By Brandon Moseley
Alabama Political Reporter
Tuesday, July 18, 2017, The US Department of Agriculture (USDA) announced an atypical case of Bovine Spongiform Encephalopathy (BSE), a neurologic disease of cattle, popularly referred to as “Mad Cow Disease,” in an eleven-year old cow at a livestock market in Alabama.
The USDA reports that this animal never entered slaughter channels and at no time presented a risk to the food supply, or to human health in the United States. The USDA Animal and Plant Health Inspection Service’s (APHIS) National Veterinary Services Laboratories (NVSL) have determined that this cow was positive for atypical (L-type) BSE. The animal was showing clinical signs and was found through routine surveillance at an Alabama livestock market.
USDA reports that APHIS and Alabama veterinary officials are gathering more information on the case.
BSE is not contagious and exists in two types – classical and atypical. Classical BSE is the form that occurred primarily in the United Kingdom, beginning in the late 1980’s, where over 120,000 head of British were tested positive for the disease which has been linked to variant Creutzfeldt-Jakob disease (vCJD) in people. The primary source of infection for classical BSE is feed contaminated with the infectious prion agent, such as meat-and-bone meal containing protein derived from rendered infected cattle. Following the outbreak in Great Britain, regulations from the Food and Drug Administration (FDA) have prohibited the inclusion of mammalian protein in feed for cattle and other ruminants since 1997 and have also prohibited high risk tissue materials in all animal feed since 2009. The British cattle were fed brains and spinal material from infected cattle as a protein supplement in bovine rations. Persons who consumed the beef from infected cattle may have contracted the variant of Creutzfeldt-Jakob Disease.
Atypical BSE is different, and it generally occurs in older cattle, usually 8 years of age or greater. It seems to arise rarely and spontaneously in all cattle populations.
This is only the 5th detection of BSE. Of the four previous US cases, the first was a case of classical BSE that was imported from Canada; the rest have been atypical (H- or L-type) BSE. This is the second case in Alabama. The previous cow, in 2006, was a Santa Gertrudis cow that the rancher had bought from a stockyard and investigators were not able to trace to her point of origin.
Alabama Commissioner of Agriculture and Industries John McMillan (R) said in a statement. “The Alabama beef industry is vital to our State’s agriculture economy. The response to this case by USDA officials and our department’s professionals led by State Veterinarian Dr. Tony Frazier has been exemplary. This instance proves to us that our on-going surveillance program is working effectively.”

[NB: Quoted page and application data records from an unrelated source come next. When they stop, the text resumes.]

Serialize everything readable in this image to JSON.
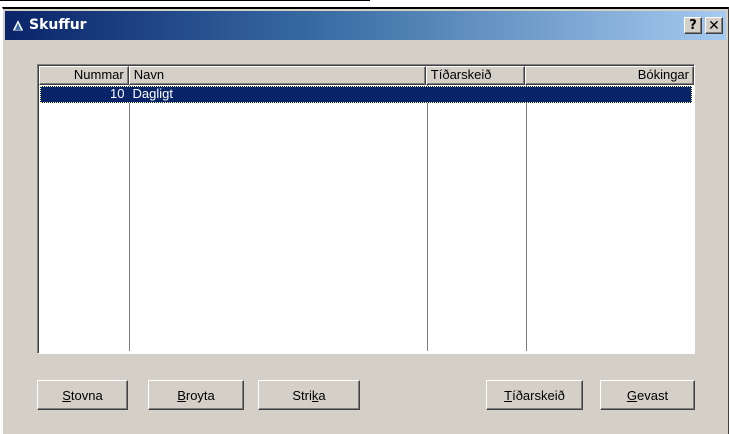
{
  "window": {
    "title": "Skuffur",
    "help_label": "?",
    "close_label": "✕"
  },
  "list": {
    "columns": [
      "Nummar",
      "Navn",
      "Tíðarskeið",
      "Bókingar"
    ],
    "rows": [
      {
        "nummar": "10",
        "navn": "Dagligt",
        "tidarskeid": "",
        "bokingar": ""
      }
    ],
    "selected_row": 0
  },
  "buttons": {
    "stovna": {
      "mnemonic": "S",
      "rest": "tovna"
    },
    "broyta": {
      "mnemonic": "B",
      "rest": "royta"
    },
    "strika": {
      "pre": "Stri",
      "mnemonic": "k",
      "rest": "a"
    },
    "tidarskeid": {
      "mnemonic": "T",
      "rest": "íðarskeið"
    },
    "gevast": {
      "mnemonic": "G",
      "rest": "evast"
    }
  },
  "colors": {
    "titlebar_start": "#0a246a",
    "titlebar_end": "#a6caf0",
    "selection": "#0a246a",
    "face": "#d4d0c8"
  },
  "icons": {
    "app": "triangle-warning-icon"
  }
}
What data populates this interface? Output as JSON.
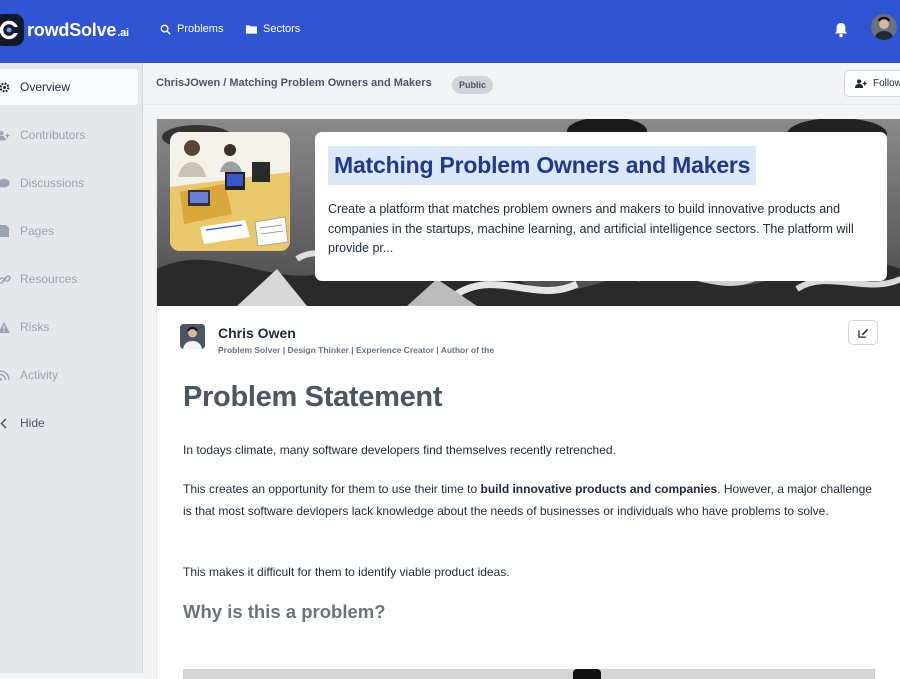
{
  "brand": {
    "name": "rowdSolve",
    "suffix": ".ai"
  },
  "topnav": {
    "problems_label": "Problems",
    "sectors_label": "Sectors"
  },
  "sidebar": {
    "items": [
      {
        "label": "Overview",
        "icon": "gear-icon",
        "active": true
      },
      {
        "label": "Contributors",
        "icon": "user-plus-icon"
      },
      {
        "label": "Discussions",
        "icon": "chat-bubble-icon"
      },
      {
        "label": "Pages",
        "icon": "document-icon"
      },
      {
        "label": "Resources",
        "icon": "link-icon"
      },
      {
        "label": "Risks",
        "icon": "warning-icon"
      },
      {
        "label": "Activity",
        "icon": "rss-icon"
      },
      {
        "label": "Hide",
        "icon": "chevron-left-icon"
      }
    ]
  },
  "breadcrumb": {
    "path": "ChrisJOwen / Matching Problem Owners and Makers",
    "visibility": "Public",
    "follow_label": "Follow"
  },
  "hero": {
    "title": "Matching Problem Owners and Makers",
    "description": "Create a platform that matches problem owners and makers to build innovative products and companies in the startups, machine learning, and artificial intelligence sectors. The platform will provide pr..."
  },
  "author": {
    "name": "Chris Owen",
    "bio": "Problem Solver | Design Thinker | Experience Creator | Author of the"
  },
  "content": {
    "heading": "Problem Statement",
    "p1": "In todays climate, many software developers find themselves recently retrenched.",
    "p2_before": "This creates an opportunity for them to use their time to ",
    "p2_bold": "build innovative products and companies",
    "p2_after": ". However, a major challenge is that most software devlopers lack knowledge about the needs of businesses or individuals who have problems to solve.",
    "p3": "This makes it difficult for them to identify viable product ideas.",
    "subheading": "Why is this a problem?"
  },
  "colors": {
    "topbar": "#2f55d4",
    "title_highlight": "#dbe8f9",
    "title_text": "#1f3a8a"
  }
}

State Veterinarian Dr. Tony Frazier added, “The ADAI conducts routine surveillance that includes collecting samples by trained field staff and veterinarians and has a response plan in place.”
The United States Cattlemen’s Association (USCA) applauded the work of officials to identify the cow and remove any possible disruptions to the nation’s food chain. USCA President Kenny Graner said, “USCA appreciates the swift response and communication by the USDA to both industry and consumers on this issue. The safeguards in place by the US worked successfully to detect this atypical case before any product entered the food supply.”
The World Organization for Animal Health (OIE) has recognized the United States as negligible risk for BSE. As noted in the OIE guidelines for determining this status, atypical BSE cases do not impact official BSE risk status recognition as this form of the disease is believed to occur spontaneously in all cattle populations at a very low rate. Therefore, this finding of an atypical case will not change the negligible risk status of the United States, and should not lead to any trade issues.
(Original reporting by the Drover’s Journal contributed to this report)